**YOUR INSTRUCTIONS**
A faithful copy of the data is the goal; set it down exactly, without the images.
● ● ●
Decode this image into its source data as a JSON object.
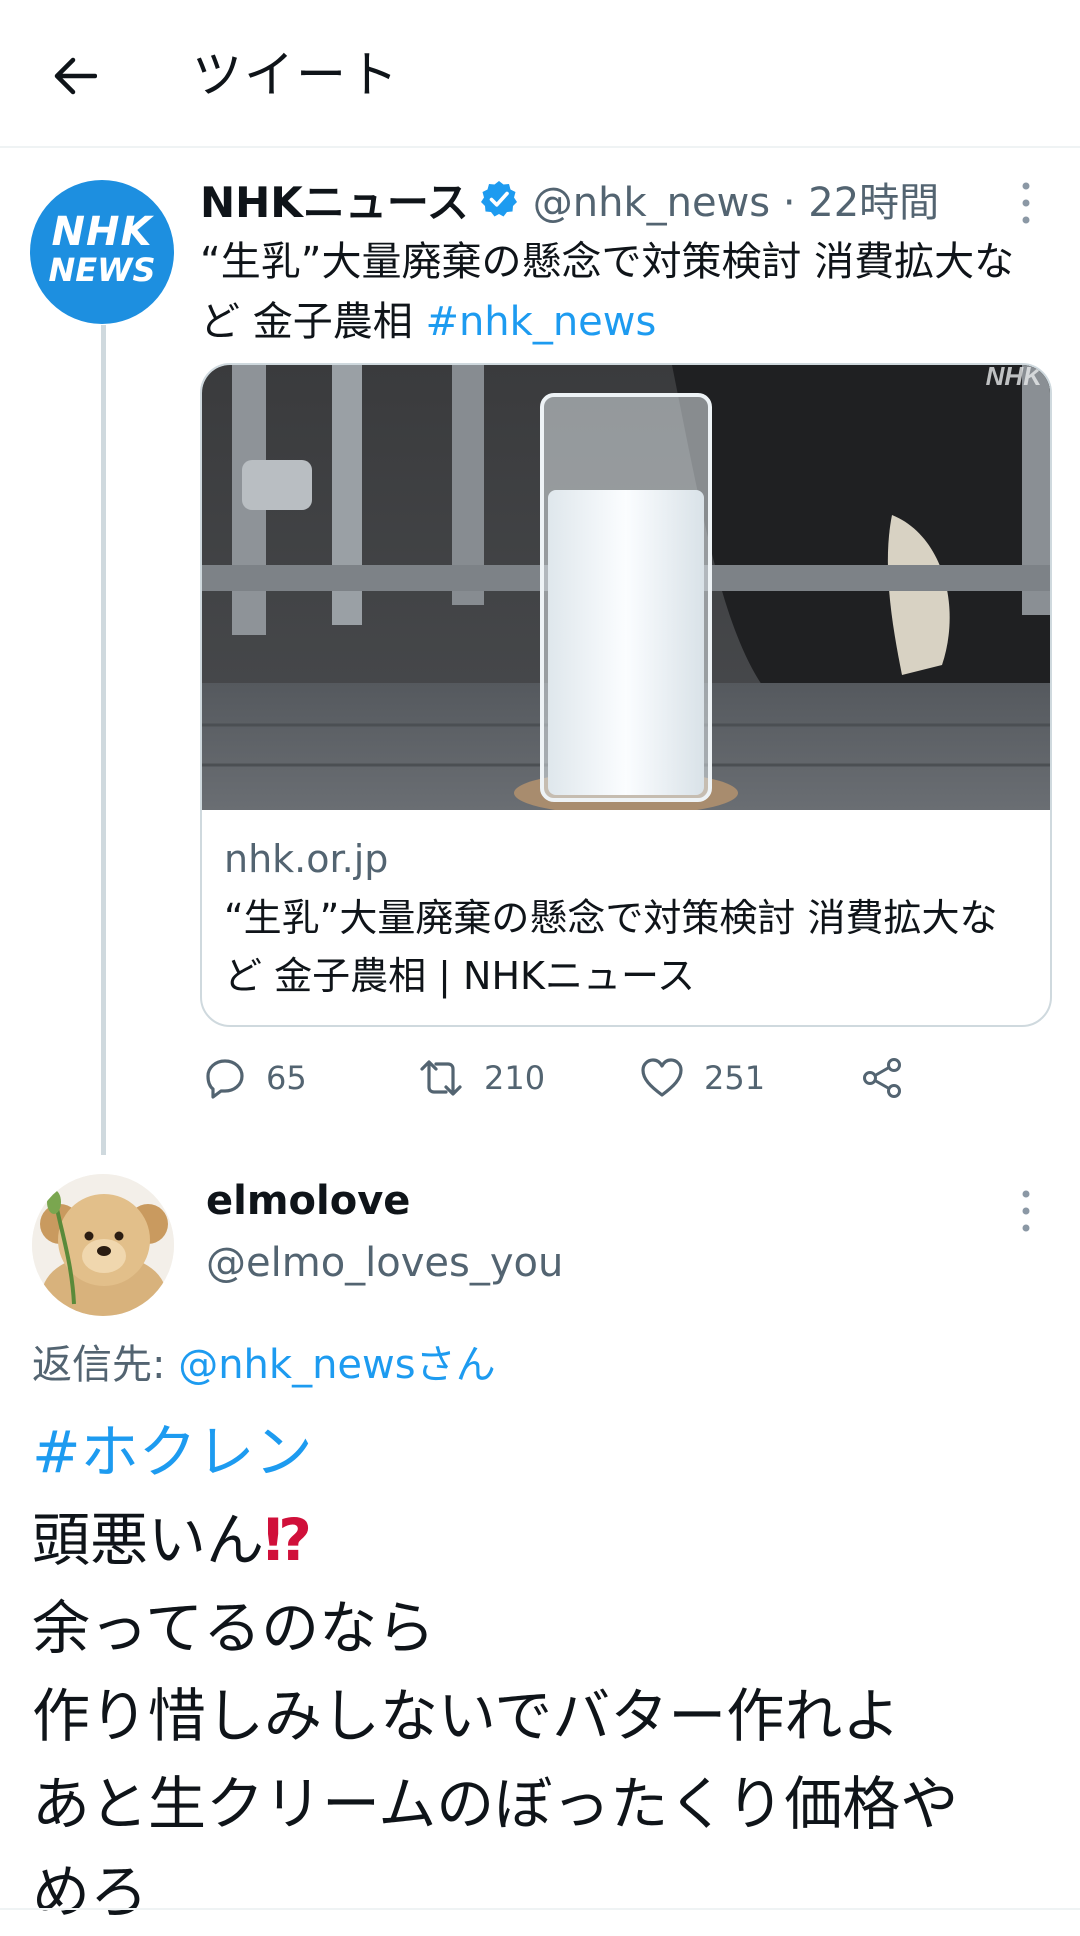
{
  "header": {
    "title": "ツイート"
  },
  "parent_tweet": {
    "avatar_text_top": "NHK",
    "avatar_text_bottom": "NEWS",
    "display_name": "NHKニュース",
    "handle_time": "@nhk_news · 22時間",
    "text": "“生乳”大量廃棄の懸念で対策検討 消費拡大など 金子農相",
    "hashtag": "#nhk_news",
    "card": {
      "image_watermark": "NHK",
      "domain": "nhk.or.jp",
      "title": "“生乳”大量廃棄の懸念で対策検討 消費拡大など 金子農相 | NHKニュース"
    },
    "stats": {
      "replies": "65",
      "retweets": "210",
      "likes": "251"
    }
  },
  "reply_tweet": {
    "display_name": "elmolove",
    "handle": "@elmo_loves_you",
    "reply_to_label": "返信先:",
    "reply_to_mention": "@nhk_newsさん",
    "hashtag": "#ホクレン",
    "line1": "頭悪いん",
    "line1_emoji": "⁉",
    "line2": "余ってるのなら",
    "line3": "作り惜しみしないでバター作れよ",
    "line4": "あと生クリームのぼったくり価格や",
    "line5": "めろ"
  },
  "colors": {
    "accent": "#1d9bf0",
    "secondary_text": "#536471",
    "nhk_blue": "#1d8fe0"
  },
  "icons": [
    "back-arrow-icon",
    "verified-icon",
    "more-icon",
    "reply-icon",
    "retweet-icon",
    "like-icon",
    "share-icon"
  ]
}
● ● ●
**TASK OUTPUT**
Decode this image into its source data as a JSON object.
{
  "header": {
    "title": "ツイート"
  },
  "parent_tweet": {
    "avatar_text_top": "NHK",
    "avatar_text_bottom": "NEWS",
    "display_name": "NHKニュース",
    "handle_time": "@nhk_news · 22時間",
    "text": "“生乳”大量廃棄の懸念で対策検討 消費拡大など 金子農相",
    "hashtag": "#nhk_news",
    "card": {
      "image_watermark": "NHK",
      "domain": "nhk.or.jp",
      "title": "“生乳”大量廃棄の懸念で対策検討 消費拡大など 金子農相 | NHKニュース"
    },
    "stats": {
      "replies": "65",
      "retweets": "210",
      "likes": "251"
    }
  },
  "reply_tweet": {
    "display_name": "elmolove",
    "handle": "@elmo_loves_you",
    "reply_to_label": "返信先:",
    "reply_to_mention": "@nhk_newsさん",
    "hashtag": "#ホクレン",
    "line1": "頭悪いん",
    "line1_emoji": "⁉",
    "line2": "余ってるのなら",
    "line3": "作り惜しみしないでバター作れよ",
    "line4": "あと生クリームのぼったくり価格や",
    "line5": "めろ"
  },
  "colors": {
    "accent": "#1d9bf0",
    "secondary_text": "#536471",
    "nhk_blue": "#1d8fe0"
  },
  "icons": [
    "back-arrow-icon",
    "verified-icon",
    "more-icon",
    "reply-icon",
    "retweet-icon",
    "like-icon",
    "share-icon"
  ]
}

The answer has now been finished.